Automobiles and cement are two of the commodities Buqueras said he helped bring to Port Everglades as imports and exports. He said he would also lead Port Manatee to explore new options for imports and exports.
“As I mentioned to the port authority in my interview, if it floats, we’re going after it,” Buqueras said.
Under McDonald, Port Manatee has already taken steps to capitalize on increased trade opportunities in the Panama Canal and Brazil. Buqueras said he would continue that focus and also take steps to prepare for increased trade with Cuba when the U.S. government allows it. Already, Buqueras said, a liner is traveling weekly from Port Everglades to Cuba carrying humanitarian aid and food. “You cannot wait until Cuba opens to start thinking about it,” he said.
Another innovation Buqueras brought to Port Everglades may also prove fruitful for Port Manatee. He worked for three years to pin down a high-speed ferry carrying tourists and shoppers between Port Everglades and the Bahamas.
Buqueras would explore a similar arrangement between Port Manatee and Cuba.
A two-fold increase in cruise business is another improvement Buqueras helped generate at Port Everglades. He said he would explore reviving cruise business at Port Manatee, which hasn’t had a cruise line since Regal Cruises collapsed in 2003.
“I think we have to look at cruise traffic,” Buqueras said, “but only if it works operationally and financially. Every single business at Port Everglades has made money from the first day it came, and that is crucial. If we’re going to lose money for the first two years, we cannot afford to do it.”
Negotiations between Port Manatee and Buqueras haven’t yet occurred because Buqueras has been traveling internationally since he was chosen by the authority.
The executive director position has a salary range of $150,000 to $190,000, and the authority hopes their new leader will start before McDonald officially leaves in January.
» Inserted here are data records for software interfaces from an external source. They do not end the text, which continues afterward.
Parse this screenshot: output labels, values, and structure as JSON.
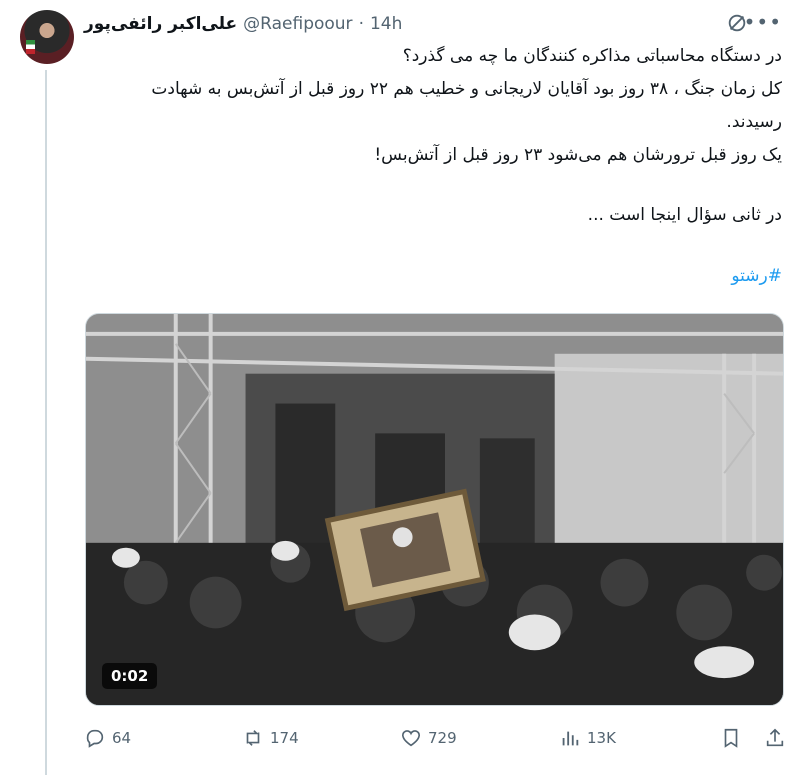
{
  "author": {
    "name": "علی‌اکبر رائفی‌پور",
    "handle": "@Raefipoour",
    "separator": "·",
    "time": "14h"
  },
  "tweet": {
    "lines": [
      "در دستگاه محاسباتی مذاکره کنندگان ما چه می گذرد؟",
      "کل زمان جنگ ، ۳۸ روز بود آقایان لاریجانی و خطیب هم ۲۲ روز قبل از آتش‌بس به شهادت",
      "رسیدند.",
      "یک روز قبل ترورشان هم می‌شود ۲۳ روز قبل از آتش‌بس!",
      "در ثانی سؤال اینجا است ..."
    ],
    "hashtag": "#رشتو"
  },
  "video": {
    "timestamp": "0:02"
  },
  "actions": {
    "replies": "64",
    "retweets": "174",
    "likes": "729",
    "views": "13K"
  },
  "icons": [
    "grok-icon",
    "more-icon",
    "reply-icon",
    "retweet-icon",
    "like-icon",
    "views-icon",
    "bookmark-icon",
    "share-icon"
  ],
  "colors": {
    "text": "#0f1419",
    "muted": "#536471",
    "link": "#1d9bf0"
  }
}
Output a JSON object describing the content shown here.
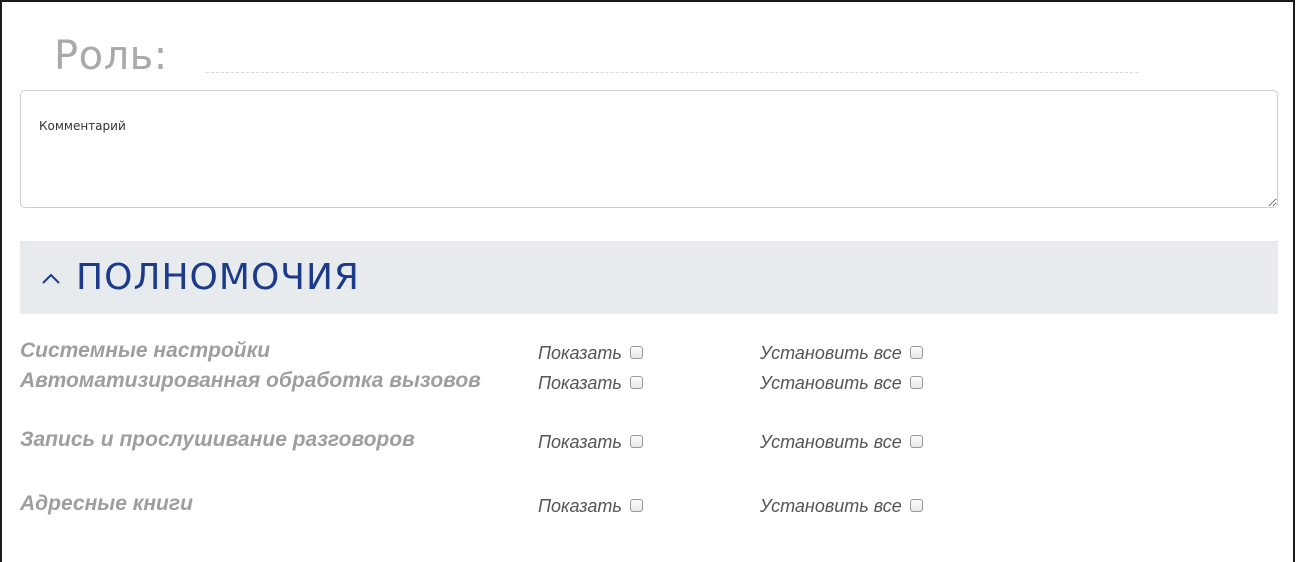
{
  "role": {
    "label": "Роль:",
    "value": ""
  },
  "comment": {
    "placeholder": "Комментарий",
    "value": ""
  },
  "permissions_section": {
    "title": "ПОЛНОМОЧИЯ",
    "expanded": true,
    "accent_color": "#1b3a8c",
    "header_bg": "#e7ebee",
    "icon": "chevron-up-icon"
  },
  "permissions": [
    {
      "name": "Системные настройки",
      "show_label": "Показать",
      "show_checked": false,
      "set_all_label": "Установить все",
      "set_all_checked": false
    },
    {
      "name": "Автоматизированная обработка вызовов",
      "show_label": "Показать",
      "show_checked": false,
      "set_all_label": "Установить все",
      "set_all_checked": false
    },
    {
      "name": "Запись и прослушивание разговоров",
      "show_label": "Показать",
      "show_checked": false,
      "set_all_label": "Установить все",
      "set_all_checked": false
    },
    {
      "name": "Адресные книги",
      "show_label": "Показать",
      "show_checked": false,
      "set_all_label": "Установить все",
      "set_all_checked": false
    }
  ]
}
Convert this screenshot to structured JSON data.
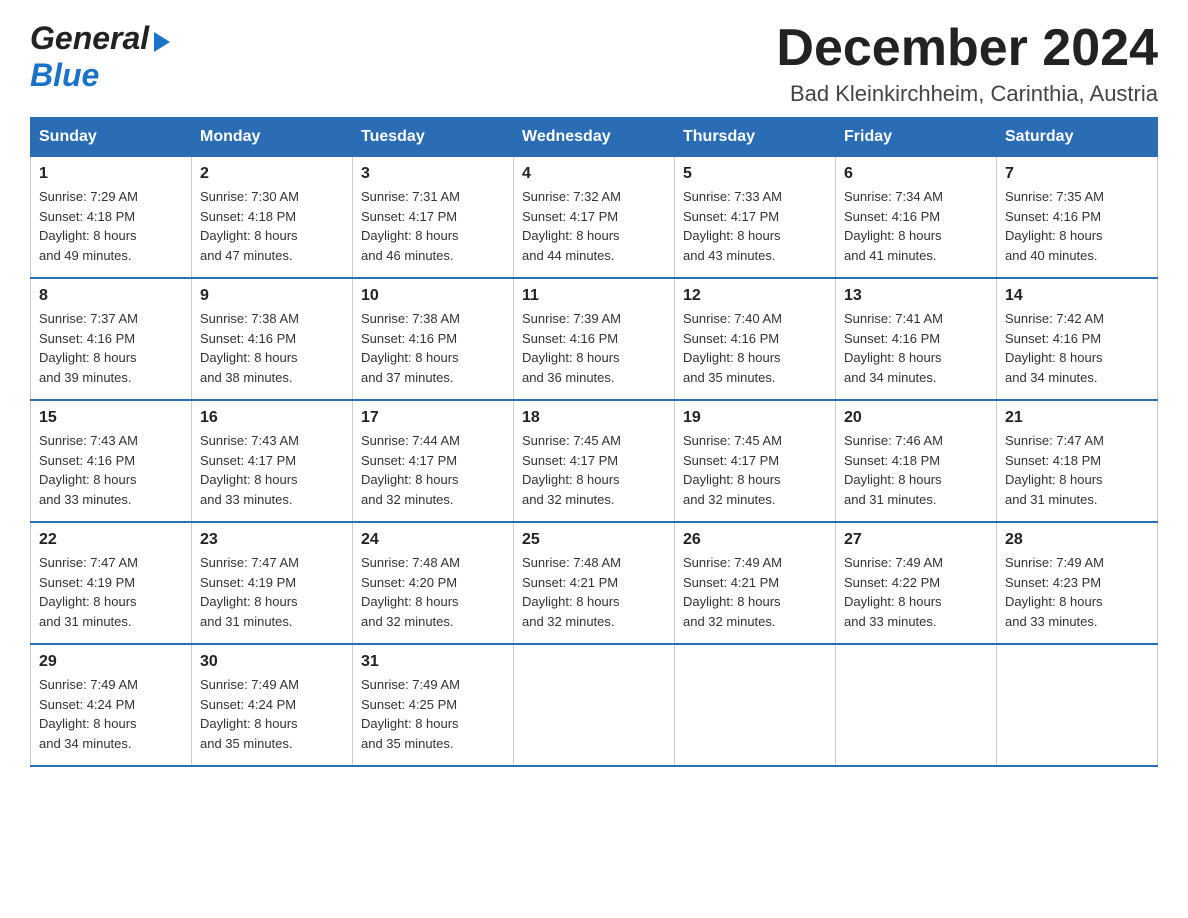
{
  "header": {
    "logo_general": "General",
    "logo_blue": "Blue",
    "month_title": "December 2024",
    "location": "Bad Kleinkirchheim, Carinthia, Austria"
  },
  "days_of_week": [
    "Sunday",
    "Monday",
    "Tuesday",
    "Wednesday",
    "Thursday",
    "Friday",
    "Saturday"
  ],
  "weeks": [
    [
      {
        "day": "1",
        "sunrise": "Sunrise: 7:29 AM",
        "sunset": "Sunset: 4:18 PM",
        "daylight": "Daylight: 8 hours",
        "daylight2": "and 49 minutes."
      },
      {
        "day": "2",
        "sunrise": "Sunrise: 7:30 AM",
        "sunset": "Sunset: 4:18 PM",
        "daylight": "Daylight: 8 hours",
        "daylight2": "and 47 minutes."
      },
      {
        "day": "3",
        "sunrise": "Sunrise: 7:31 AM",
        "sunset": "Sunset: 4:17 PM",
        "daylight": "Daylight: 8 hours",
        "daylight2": "and 46 minutes."
      },
      {
        "day": "4",
        "sunrise": "Sunrise: 7:32 AM",
        "sunset": "Sunset: 4:17 PM",
        "daylight": "Daylight: 8 hours",
        "daylight2": "and 44 minutes."
      },
      {
        "day": "5",
        "sunrise": "Sunrise: 7:33 AM",
        "sunset": "Sunset: 4:17 PM",
        "daylight": "Daylight: 8 hours",
        "daylight2": "and 43 minutes."
      },
      {
        "day": "6",
        "sunrise": "Sunrise: 7:34 AM",
        "sunset": "Sunset: 4:16 PM",
        "daylight": "Daylight: 8 hours",
        "daylight2": "and 41 minutes."
      },
      {
        "day": "7",
        "sunrise": "Sunrise: 7:35 AM",
        "sunset": "Sunset: 4:16 PM",
        "daylight": "Daylight: 8 hours",
        "daylight2": "and 40 minutes."
      }
    ],
    [
      {
        "day": "8",
        "sunrise": "Sunrise: 7:37 AM",
        "sunset": "Sunset: 4:16 PM",
        "daylight": "Daylight: 8 hours",
        "daylight2": "and 39 minutes."
      },
      {
        "day": "9",
        "sunrise": "Sunrise: 7:38 AM",
        "sunset": "Sunset: 4:16 PM",
        "daylight": "Daylight: 8 hours",
        "daylight2": "and 38 minutes."
      },
      {
        "day": "10",
        "sunrise": "Sunrise: 7:38 AM",
        "sunset": "Sunset: 4:16 PM",
        "daylight": "Daylight: 8 hours",
        "daylight2": "and 37 minutes."
      },
      {
        "day": "11",
        "sunrise": "Sunrise: 7:39 AM",
        "sunset": "Sunset: 4:16 PM",
        "daylight": "Daylight: 8 hours",
        "daylight2": "and 36 minutes."
      },
      {
        "day": "12",
        "sunrise": "Sunrise: 7:40 AM",
        "sunset": "Sunset: 4:16 PM",
        "daylight": "Daylight: 8 hours",
        "daylight2": "and 35 minutes."
      },
      {
        "day": "13",
        "sunrise": "Sunrise: 7:41 AM",
        "sunset": "Sunset: 4:16 PM",
        "daylight": "Daylight: 8 hours",
        "daylight2": "and 34 minutes."
      },
      {
        "day": "14",
        "sunrise": "Sunrise: 7:42 AM",
        "sunset": "Sunset: 4:16 PM",
        "daylight": "Daylight: 8 hours",
        "daylight2": "and 34 minutes."
      }
    ],
    [
      {
        "day": "15",
        "sunrise": "Sunrise: 7:43 AM",
        "sunset": "Sunset: 4:16 PM",
        "daylight": "Daylight: 8 hours",
        "daylight2": "and 33 minutes."
      },
      {
        "day": "16",
        "sunrise": "Sunrise: 7:43 AM",
        "sunset": "Sunset: 4:17 PM",
        "daylight": "Daylight: 8 hours",
        "daylight2": "and 33 minutes."
      },
      {
        "day": "17",
        "sunrise": "Sunrise: 7:44 AM",
        "sunset": "Sunset: 4:17 PM",
        "daylight": "Daylight: 8 hours",
        "daylight2": "and 32 minutes."
      },
      {
        "day": "18",
        "sunrise": "Sunrise: 7:45 AM",
        "sunset": "Sunset: 4:17 PM",
        "daylight": "Daylight: 8 hours",
        "daylight2": "and 32 minutes."
      },
      {
        "day": "19",
        "sunrise": "Sunrise: 7:45 AM",
        "sunset": "Sunset: 4:17 PM",
        "daylight": "Daylight: 8 hours",
        "daylight2": "and 32 minutes."
      },
      {
        "day": "20",
        "sunrise": "Sunrise: 7:46 AM",
        "sunset": "Sunset: 4:18 PM",
        "daylight": "Daylight: 8 hours",
        "daylight2": "and 31 minutes."
      },
      {
        "day": "21",
        "sunrise": "Sunrise: 7:47 AM",
        "sunset": "Sunset: 4:18 PM",
        "daylight": "Daylight: 8 hours",
        "daylight2": "and 31 minutes."
      }
    ],
    [
      {
        "day": "22",
        "sunrise": "Sunrise: 7:47 AM",
        "sunset": "Sunset: 4:19 PM",
        "daylight": "Daylight: 8 hours",
        "daylight2": "and 31 minutes."
      },
      {
        "day": "23",
        "sunrise": "Sunrise: 7:47 AM",
        "sunset": "Sunset: 4:19 PM",
        "daylight": "Daylight: 8 hours",
        "daylight2": "and 31 minutes."
      },
      {
        "day": "24",
        "sunrise": "Sunrise: 7:48 AM",
        "sunset": "Sunset: 4:20 PM",
        "daylight": "Daylight: 8 hours",
        "daylight2": "and 32 minutes."
      },
      {
        "day": "25",
        "sunrise": "Sunrise: 7:48 AM",
        "sunset": "Sunset: 4:21 PM",
        "daylight": "Daylight: 8 hours",
        "daylight2": "and 32 minutes."
      },
      {
        "day": "26",
        "sunrise": "Sunrise: 7:49 AM",
        "sunset": "Sunset: 4:21 PM",
        "daylight": "Daylight: 8 hours",
        "daylight2": "and 32 minutes."
      },
      {
        "day": "27",
        "sunrise": "Sunrise: 7:49 AM",
        "sunset": "Sunset: 4:22 PM",
        "daylight": "Daylight: 8 hours",
        "daylight2": "and 33 minutes."
      },
      {
        "day": "28",
        "sunrise": "Sunrise: 7:49 AM",
        "sunset": "Sunset: 4:23 PM",
        "daylight": "Daylight: 8 hours",
        "daylight2": "and 33 minutes."
      }
    ],
    [
      {
        "day": "29",
        "sunrise": "Sunrise: 7:49 AM",
        "sunset": "Sunset: 4:24 PM",
        "daylight": "Daylight: 8 hours",
        "daylight2": "and 34 minutes."
      },
      {
        "day": "30",
        "sunrise": "Sunrise: 7:49 AM",
        "sunset": "Sunset: 4:24 PM",
        "daylight": "Daylight: 8 hours",
        "daylight2": "and 35 minutes."
      },
      {
        "day": "31",
        "sunrise": "Sunrise: 7:49 AM",
        "sunset": "Sunset: 4:25 PM",
        "daylight": "Daylight: 8 hours",
        "daylight2": "and 35 minutes."
      },
      null,
      null,
      null,
      null
    ]
  ]
}
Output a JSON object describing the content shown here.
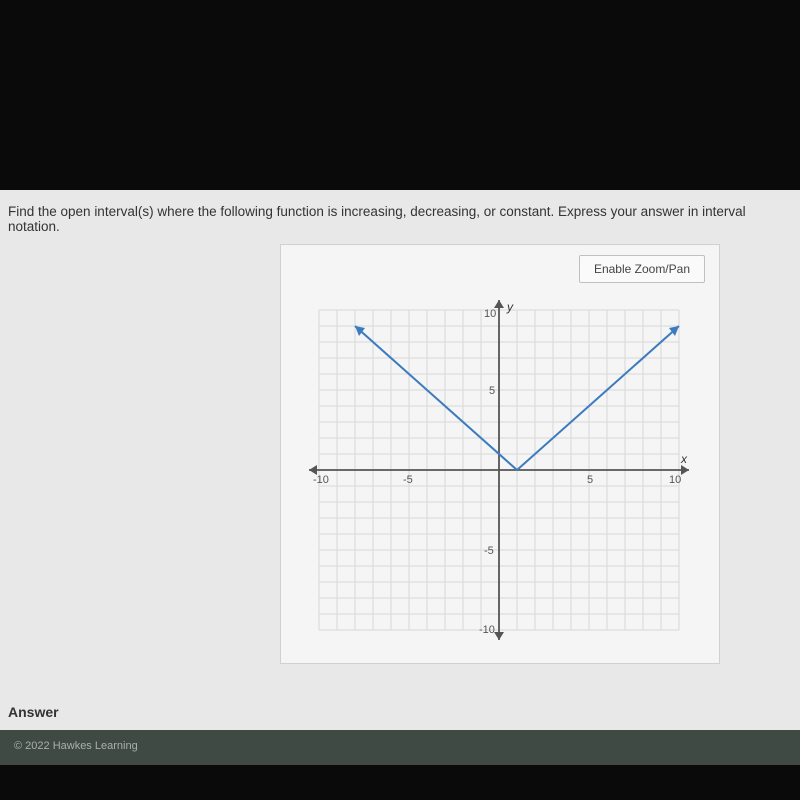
{
  "question": {
    "text": "Find the open interval(s) where the following function is increasing, decreasing, or constant. Express your answer in interval notation."
  },
  "graph": {
    "zoom_button": "Enable Zoom/Pan",
    "xlabel": "x",
    "ylabel": "y",
    "xticks": {
      "neg10": "-10",
      "neg5": "-5",
      "pos5": "5",
      "pos10": "10"
    },
    "yticks": {
      "pos10": "10",
      "pos5": "5",
      "neg5": "-5",
      "neg10": "-10"
    }
  },
  "answer": {
    "label": "Answer"
  },
  "footer": {
    "copyright": "© 2022 Hawkes Learning"
  },
  "chart_data": {
    "type": "line",
    "title": "",
    "xlabel": "x",
    "ylabel": "y",
    "xlim": [
      -10,
      10
    ],
    "ylim": [
      -10,
      10
    ],
    "series": [
      {
        "name": "function",
        "x": [
          -8,
          1,
          10
        ],
        "y": [
          9,
          0,
          9
        ]
      }
    ]
  }
}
Christine Hawes, Herald business writer, can be reached at 941-745-7081.